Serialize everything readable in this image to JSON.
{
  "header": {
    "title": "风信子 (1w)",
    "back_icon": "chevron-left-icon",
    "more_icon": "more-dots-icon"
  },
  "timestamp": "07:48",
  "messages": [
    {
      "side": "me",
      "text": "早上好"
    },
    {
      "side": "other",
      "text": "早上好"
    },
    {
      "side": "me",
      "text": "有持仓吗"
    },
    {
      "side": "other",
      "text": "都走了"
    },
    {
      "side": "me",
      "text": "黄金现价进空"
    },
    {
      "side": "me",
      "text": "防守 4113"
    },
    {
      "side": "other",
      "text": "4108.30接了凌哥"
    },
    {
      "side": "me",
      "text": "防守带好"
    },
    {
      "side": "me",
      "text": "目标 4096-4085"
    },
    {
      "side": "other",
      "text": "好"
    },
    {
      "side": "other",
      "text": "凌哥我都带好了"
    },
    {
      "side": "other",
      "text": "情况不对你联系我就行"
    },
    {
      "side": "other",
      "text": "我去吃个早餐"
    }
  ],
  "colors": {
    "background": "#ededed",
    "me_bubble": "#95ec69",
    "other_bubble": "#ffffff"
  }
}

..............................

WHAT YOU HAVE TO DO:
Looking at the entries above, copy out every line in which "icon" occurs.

WRITTEN RESPONSE:
    "back_icon": "chevron-left-icon",
    "more_icon": "more-dots-icon"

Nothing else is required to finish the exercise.